## What is being asked
For the data that follows, give the number of lines in which "image" appears. Add nothing to it.

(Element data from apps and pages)
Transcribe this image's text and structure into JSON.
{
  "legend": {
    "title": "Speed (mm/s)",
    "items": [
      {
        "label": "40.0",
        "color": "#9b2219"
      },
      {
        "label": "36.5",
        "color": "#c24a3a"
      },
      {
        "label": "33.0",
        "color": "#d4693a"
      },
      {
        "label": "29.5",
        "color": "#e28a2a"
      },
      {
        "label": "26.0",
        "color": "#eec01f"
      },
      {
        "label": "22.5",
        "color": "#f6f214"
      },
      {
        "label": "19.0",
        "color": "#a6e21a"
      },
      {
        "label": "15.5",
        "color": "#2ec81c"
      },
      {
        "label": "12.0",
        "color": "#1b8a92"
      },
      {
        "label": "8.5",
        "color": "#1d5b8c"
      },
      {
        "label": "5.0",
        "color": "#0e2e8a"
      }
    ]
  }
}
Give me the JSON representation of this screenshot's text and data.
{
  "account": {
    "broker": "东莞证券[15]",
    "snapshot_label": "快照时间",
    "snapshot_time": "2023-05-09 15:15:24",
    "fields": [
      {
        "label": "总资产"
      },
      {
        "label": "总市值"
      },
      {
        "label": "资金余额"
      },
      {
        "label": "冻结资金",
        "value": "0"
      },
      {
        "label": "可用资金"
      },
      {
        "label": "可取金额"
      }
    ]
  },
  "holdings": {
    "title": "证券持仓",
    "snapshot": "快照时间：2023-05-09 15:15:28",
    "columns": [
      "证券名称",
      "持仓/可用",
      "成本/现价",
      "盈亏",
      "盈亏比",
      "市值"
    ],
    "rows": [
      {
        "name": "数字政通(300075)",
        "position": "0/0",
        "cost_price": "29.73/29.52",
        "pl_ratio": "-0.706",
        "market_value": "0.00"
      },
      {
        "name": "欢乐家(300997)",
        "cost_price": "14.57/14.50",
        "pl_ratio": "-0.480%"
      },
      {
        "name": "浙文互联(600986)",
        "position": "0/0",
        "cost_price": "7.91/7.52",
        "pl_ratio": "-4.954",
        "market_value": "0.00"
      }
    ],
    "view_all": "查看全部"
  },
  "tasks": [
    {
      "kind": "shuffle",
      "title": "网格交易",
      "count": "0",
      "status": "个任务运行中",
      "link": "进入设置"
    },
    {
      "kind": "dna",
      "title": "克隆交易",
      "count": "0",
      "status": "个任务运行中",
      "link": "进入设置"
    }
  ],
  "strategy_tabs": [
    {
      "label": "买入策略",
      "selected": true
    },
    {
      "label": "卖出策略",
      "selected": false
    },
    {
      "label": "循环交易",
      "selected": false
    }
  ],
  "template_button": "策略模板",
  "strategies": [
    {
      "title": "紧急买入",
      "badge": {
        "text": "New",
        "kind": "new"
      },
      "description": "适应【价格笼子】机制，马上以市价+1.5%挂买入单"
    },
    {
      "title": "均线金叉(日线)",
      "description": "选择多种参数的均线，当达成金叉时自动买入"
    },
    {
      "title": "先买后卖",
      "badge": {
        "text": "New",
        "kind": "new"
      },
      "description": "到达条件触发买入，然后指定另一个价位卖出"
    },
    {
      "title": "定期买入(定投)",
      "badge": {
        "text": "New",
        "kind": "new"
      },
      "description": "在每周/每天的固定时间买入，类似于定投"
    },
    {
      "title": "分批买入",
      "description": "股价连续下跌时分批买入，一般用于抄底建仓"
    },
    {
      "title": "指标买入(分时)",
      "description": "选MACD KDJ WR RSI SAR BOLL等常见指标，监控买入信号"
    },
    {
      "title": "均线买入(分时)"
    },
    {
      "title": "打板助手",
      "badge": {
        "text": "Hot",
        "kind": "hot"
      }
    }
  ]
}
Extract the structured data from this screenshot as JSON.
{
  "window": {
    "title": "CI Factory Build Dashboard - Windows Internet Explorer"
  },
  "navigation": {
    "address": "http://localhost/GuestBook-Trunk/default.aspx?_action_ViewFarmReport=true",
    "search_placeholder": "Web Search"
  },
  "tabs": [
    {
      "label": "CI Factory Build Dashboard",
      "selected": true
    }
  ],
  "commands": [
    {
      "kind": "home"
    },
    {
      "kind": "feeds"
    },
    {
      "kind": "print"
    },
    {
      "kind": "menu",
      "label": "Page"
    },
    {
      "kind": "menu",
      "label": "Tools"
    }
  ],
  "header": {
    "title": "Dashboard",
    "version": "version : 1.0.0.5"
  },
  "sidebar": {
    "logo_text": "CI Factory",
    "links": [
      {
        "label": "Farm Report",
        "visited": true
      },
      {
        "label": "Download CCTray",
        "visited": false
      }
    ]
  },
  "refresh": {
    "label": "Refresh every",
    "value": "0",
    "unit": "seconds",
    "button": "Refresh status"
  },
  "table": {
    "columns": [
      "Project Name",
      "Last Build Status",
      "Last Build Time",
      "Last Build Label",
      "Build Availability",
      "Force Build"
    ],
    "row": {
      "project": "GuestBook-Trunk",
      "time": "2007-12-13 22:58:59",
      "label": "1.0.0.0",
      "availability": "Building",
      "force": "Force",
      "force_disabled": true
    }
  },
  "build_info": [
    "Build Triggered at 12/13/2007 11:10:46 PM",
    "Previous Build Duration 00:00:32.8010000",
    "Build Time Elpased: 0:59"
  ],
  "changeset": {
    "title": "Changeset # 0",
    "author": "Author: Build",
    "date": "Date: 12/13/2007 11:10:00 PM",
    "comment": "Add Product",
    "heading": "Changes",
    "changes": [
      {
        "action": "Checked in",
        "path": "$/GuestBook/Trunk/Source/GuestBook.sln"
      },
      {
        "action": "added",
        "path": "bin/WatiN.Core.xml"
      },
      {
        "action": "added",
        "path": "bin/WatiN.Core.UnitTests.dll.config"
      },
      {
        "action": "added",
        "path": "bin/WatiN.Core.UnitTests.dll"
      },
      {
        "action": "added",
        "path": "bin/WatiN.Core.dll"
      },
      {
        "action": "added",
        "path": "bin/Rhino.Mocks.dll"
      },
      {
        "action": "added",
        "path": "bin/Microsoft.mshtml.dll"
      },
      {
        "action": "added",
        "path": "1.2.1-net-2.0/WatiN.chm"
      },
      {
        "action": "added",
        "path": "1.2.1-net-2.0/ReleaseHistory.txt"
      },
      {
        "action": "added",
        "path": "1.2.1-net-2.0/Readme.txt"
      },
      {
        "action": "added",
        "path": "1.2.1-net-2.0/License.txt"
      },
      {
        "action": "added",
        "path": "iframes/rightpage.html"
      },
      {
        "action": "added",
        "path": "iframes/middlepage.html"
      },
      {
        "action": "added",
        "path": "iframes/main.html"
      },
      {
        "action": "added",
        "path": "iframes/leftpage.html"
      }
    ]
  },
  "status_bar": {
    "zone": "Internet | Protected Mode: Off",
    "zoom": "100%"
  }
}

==

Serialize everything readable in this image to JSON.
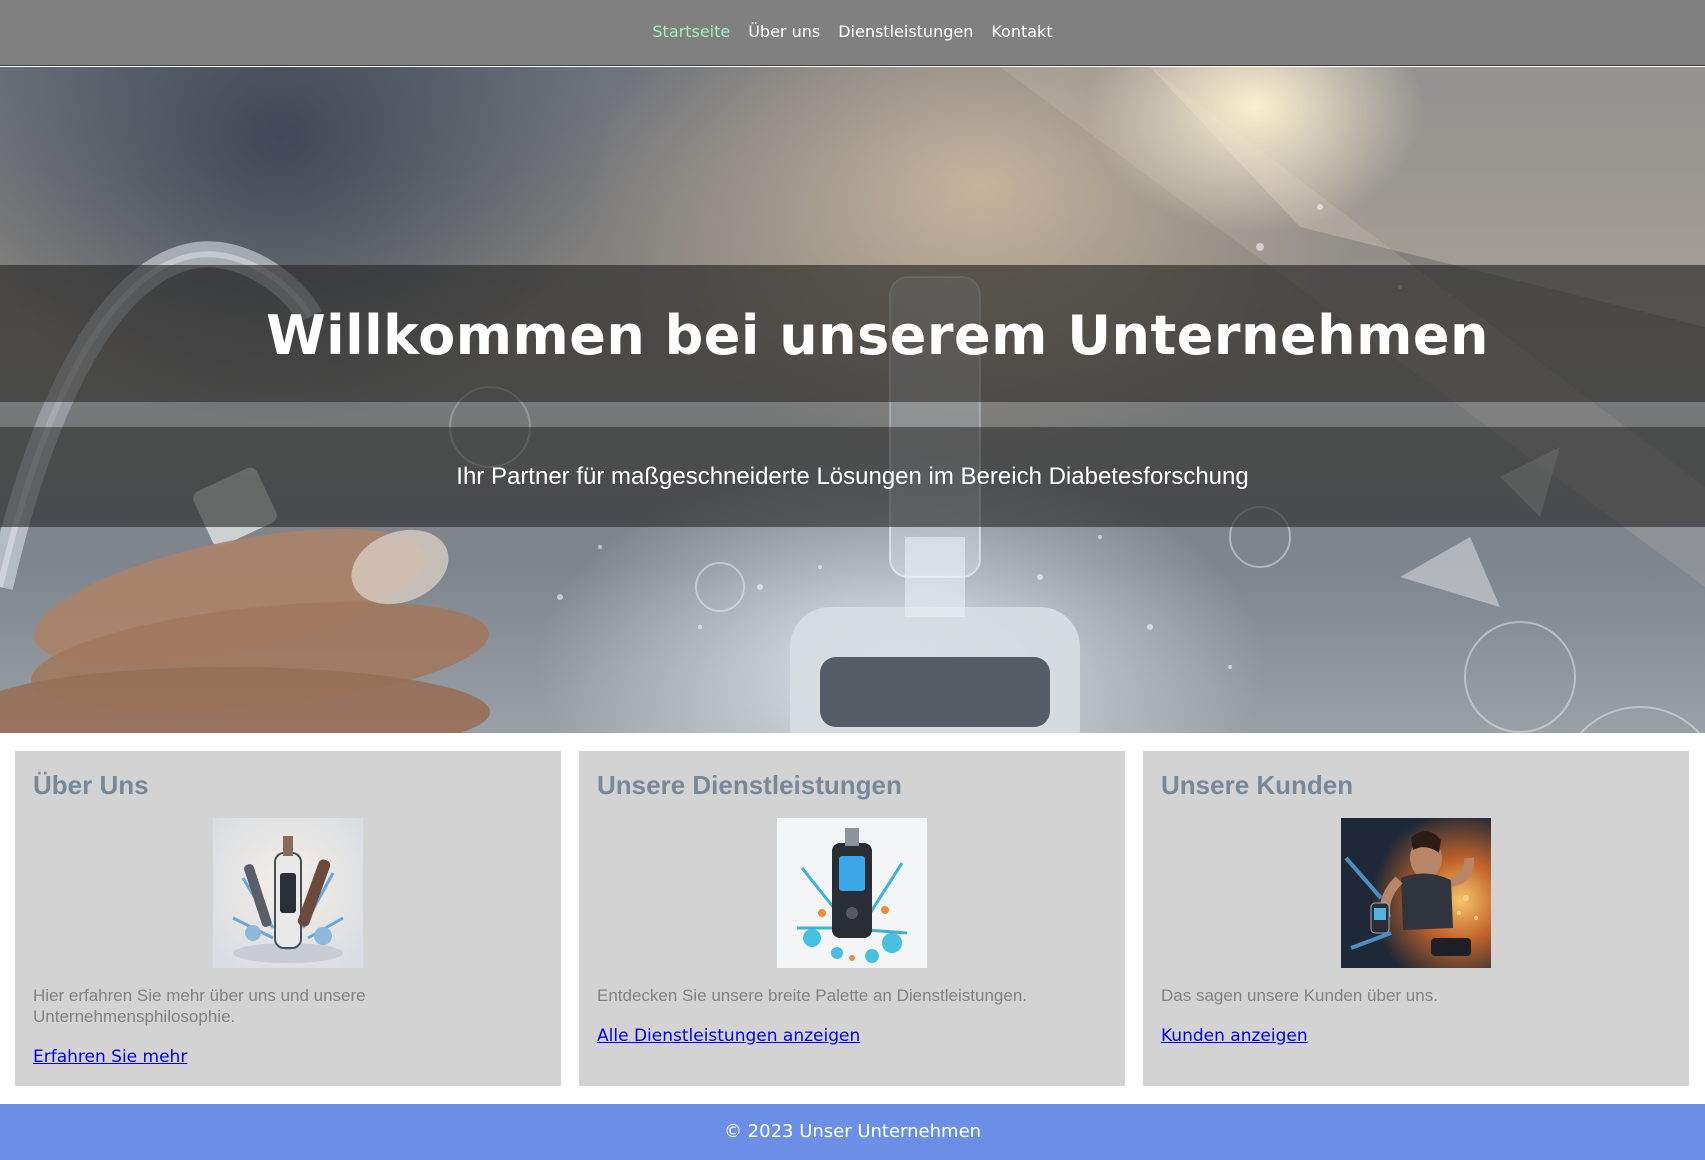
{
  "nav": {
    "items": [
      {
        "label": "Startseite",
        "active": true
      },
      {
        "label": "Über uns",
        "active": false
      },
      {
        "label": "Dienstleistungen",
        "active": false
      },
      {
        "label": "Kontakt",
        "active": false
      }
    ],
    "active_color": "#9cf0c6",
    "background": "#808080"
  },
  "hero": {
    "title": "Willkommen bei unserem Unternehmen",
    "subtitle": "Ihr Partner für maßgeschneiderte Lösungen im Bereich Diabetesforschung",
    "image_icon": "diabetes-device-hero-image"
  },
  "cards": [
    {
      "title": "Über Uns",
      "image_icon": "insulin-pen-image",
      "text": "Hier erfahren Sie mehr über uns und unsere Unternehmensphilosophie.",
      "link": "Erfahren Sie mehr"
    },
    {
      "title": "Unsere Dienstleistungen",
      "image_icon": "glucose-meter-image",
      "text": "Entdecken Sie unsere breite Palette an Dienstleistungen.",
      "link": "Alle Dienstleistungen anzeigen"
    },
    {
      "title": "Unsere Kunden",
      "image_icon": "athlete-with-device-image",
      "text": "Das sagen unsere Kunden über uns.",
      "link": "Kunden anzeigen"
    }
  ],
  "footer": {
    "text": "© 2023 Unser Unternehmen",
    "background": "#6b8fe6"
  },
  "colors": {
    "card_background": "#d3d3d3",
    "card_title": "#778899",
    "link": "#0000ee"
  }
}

## Task result
6